Unfortunately our system’s PSU is missing the couplings that we need to feel confident about hitting the MSI Overclocking but stay tuned, that project is underway and we’ll be bringing you that feedback soon. Considering with the application of a little liquid nitrogen (skin and eye protection people… safety first!) this exact same motherboard and APU was clocked at 7.38 GHz. For our purposes and we expect yours, we’ll be looking into pressing the bounds of this setup very soon but in a more user friendly and reasonable fashion. The excitement however is in knowing that again, your investment has some solid performance already built in that you can take advantage of.

For those of you that want to know a little more, on a standard cooler you can ramp up the voltage to about 1.425v and on larger coolers, like the one we have here, up to 1.5. Their are a few other settings you can play with, and we will get into that later on (AMD flat out challenged us to try and burn up the chip, so I need to play).

We are not going to get into the fundamentals of overclocking here. Quite frankly, if you have not done it before, don’t do it now. Some of you however will not heed this advice, so AMD has a nice little handy tool that takes out some of the occult science. Within Catalyst, the GPU control software that comes standard with AMD graphics, there is a setting called overdrive. Here you can control some of the settings and voltages on your GPU. A small section is listed for the CPU as well, but I have never touched that. Regardless, read up on your particular model of GPU before you go pushing sliders all the way to the left. It won’t end well.

Another program is AMD Overdrive, found on the Downloads Page for AMD. This tool allows you to fine tune your settings even more, without delving into the BIOS, and even control some of your fans. Again, Reading, Research and Reason will keep you from melting your chips.

Forward Compatibility

The next step for the APU socket will beFM2+. Having spoken with AMD, I’ve learned that this new socket will be compatible with the current FM2 APUs, as is with their current generation of standard desktop CPUs. This means if you buy a new FM2+ APU, that you won’t have to buy a new motherboard, conversely you can keep the same APU and upgrade the motherboard. As anyone who has ever built a system will tell you, these are always the prime concerns when building and upgrading.

Final Words, Caveats

I was honestly surprised at the performance of the AMD APU; when it first came out, I could only think of it as another method of integrated graphics. It wasn’t until going hands on that I came to appreciate it as a worthy addition to the PC arena, not only for versatility and its multifunctional role, but also as a damn fine competitor against any CPU out there.

We’ve tested this the build with various games, ranging from League of Legends to Battlefield 3, Sim City and many more. For not having a dedicated graphics card, it performed amazingly well, with no noticeable lag, and as a HTPC it has done exceptionally well.
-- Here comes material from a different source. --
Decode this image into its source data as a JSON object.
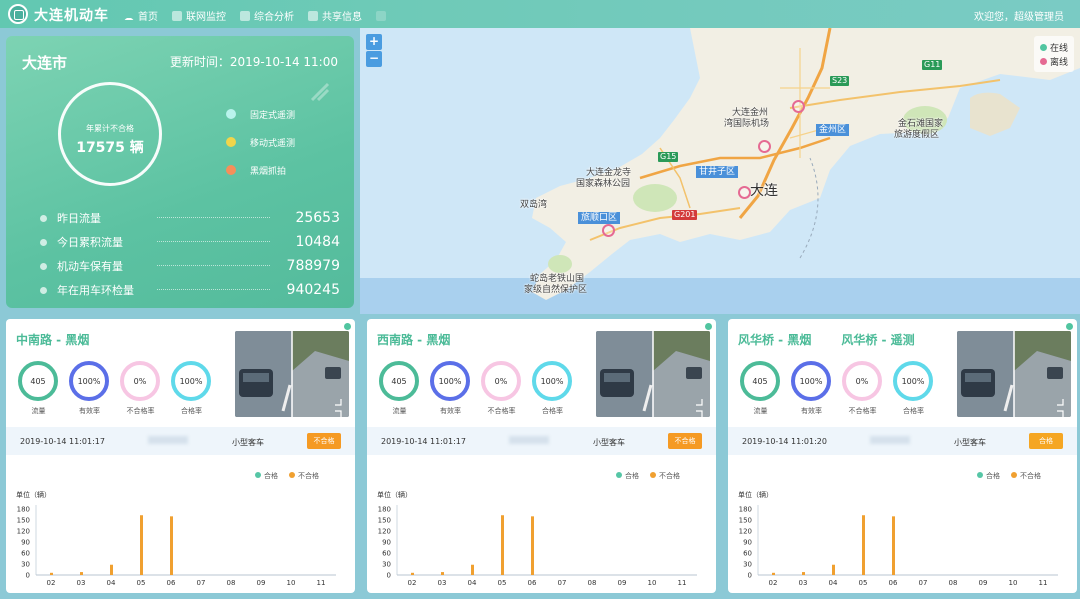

There is no doubt in my mind that this build will keep you in the sweet spot for quite a while.

While we were successful in our scrounge, you should always take stock of what you have and potential compatibility issues. If you start to put together a machine, and see that you don’t have what you need, consider bringing some of your specs down. Do you really need 16Gb of RAM? Probably not, but don’t opt for lower quality. Instead of buying 4 sticks of RAM, consider only buyng two, for example. Instead of the Blue Ray Burner, look at a standard DVD Burner.

Also, we were able to transfer the Hard Drive with the Windows Activation intact, but it took some wrestling. Before you plug that old Hard Drive into that new motherboard and power it on, do a little research and save yourself about $300 for a new Windows key.

To Be Continued…

This is a work in progress, we will be occasionally building more and more into this little rig and creating more articles on it’s progress, statistics and featuring some new tech from your favorite hardware and software companies.